So going into the election, they unveiled a new anti-crime initiative that had a lot of street appeal in communities where drug dens are destroying neighbours’ quality of life.

Then after the election, they ditched it, after belatedly realizing it was going to cost some money.

The striking thing about this 180-degree course change is how much work it took to get the original idea to the legislature. Getting a government bill introduced takes a huge amount of jockeying, since dozens are always vying for a place in the lineup.

Bond shepherded the Community Safety Act to the house and went to great lengths explaining all the good things it would accomplish. She appeared at a photo-op with municipal officials and police brass, and all agreed it was a good thing.

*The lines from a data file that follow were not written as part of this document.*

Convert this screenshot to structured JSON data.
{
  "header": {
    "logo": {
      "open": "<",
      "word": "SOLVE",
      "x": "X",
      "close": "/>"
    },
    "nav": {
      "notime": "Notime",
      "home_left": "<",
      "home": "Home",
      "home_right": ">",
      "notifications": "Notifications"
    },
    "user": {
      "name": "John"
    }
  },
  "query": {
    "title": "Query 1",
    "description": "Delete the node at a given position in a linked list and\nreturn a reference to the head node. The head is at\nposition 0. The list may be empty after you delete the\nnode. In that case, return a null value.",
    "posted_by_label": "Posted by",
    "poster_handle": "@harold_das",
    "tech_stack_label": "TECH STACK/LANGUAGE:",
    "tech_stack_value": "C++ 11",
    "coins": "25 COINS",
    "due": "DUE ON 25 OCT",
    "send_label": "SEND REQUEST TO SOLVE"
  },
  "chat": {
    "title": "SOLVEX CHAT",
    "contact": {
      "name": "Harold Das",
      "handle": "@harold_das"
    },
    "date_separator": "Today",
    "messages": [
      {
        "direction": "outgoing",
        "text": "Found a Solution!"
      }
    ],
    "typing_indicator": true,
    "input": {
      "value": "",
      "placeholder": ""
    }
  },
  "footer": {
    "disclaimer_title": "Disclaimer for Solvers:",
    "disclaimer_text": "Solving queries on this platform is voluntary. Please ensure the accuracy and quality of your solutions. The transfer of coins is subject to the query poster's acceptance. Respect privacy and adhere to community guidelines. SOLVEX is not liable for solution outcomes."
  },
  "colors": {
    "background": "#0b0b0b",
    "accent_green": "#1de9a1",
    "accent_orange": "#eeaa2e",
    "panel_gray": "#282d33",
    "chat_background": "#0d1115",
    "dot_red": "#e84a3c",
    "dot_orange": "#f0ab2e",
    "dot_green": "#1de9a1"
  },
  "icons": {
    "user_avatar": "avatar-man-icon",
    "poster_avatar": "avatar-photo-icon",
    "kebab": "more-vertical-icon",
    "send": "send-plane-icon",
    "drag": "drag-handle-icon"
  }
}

People could be forgiven for thinking it was a done deal. The only inkling of possible problems was when Bond warned the legislature they didn’t have a business plan or budget, so the concept wouldn’t come to life immediately.

But now it’s stone-dead and isn’t going anywhere.

In an interview, Morris said: “The decision I’m making is that I think our money is better suited in the gangs-and-guns strategy.”

He said municipalities already have tools available. “My experience is that the municipal tools are effective, they just need to put the resources into them in order to make it effective.”

But the whole point of the bill was that they aren’t effective and don’t work. Police mount costly surveillance operations and make dozens of calls to problem houses, but the houses remain problems.

Morris, an ex-RCMP officer, was named solicitor general and public safety minister five months ago. New ministers make their own decisions, but they don’t often completely renounce a legislative initiative that was pitched weeks before the election as a promise kept on the crime-fighting front.

Ralston wondered: “Why was the legislation passed in the first place?”

There was no clear answer. But if you wonder why some people roll their eyes when governments stage photo-ops and launch PR-heavy crackdowns on crime, the Community Safety Act (RIP) is a good example.

It got a splash of publicity on an issue the Liberals wanted some exposure on, but did nothing else.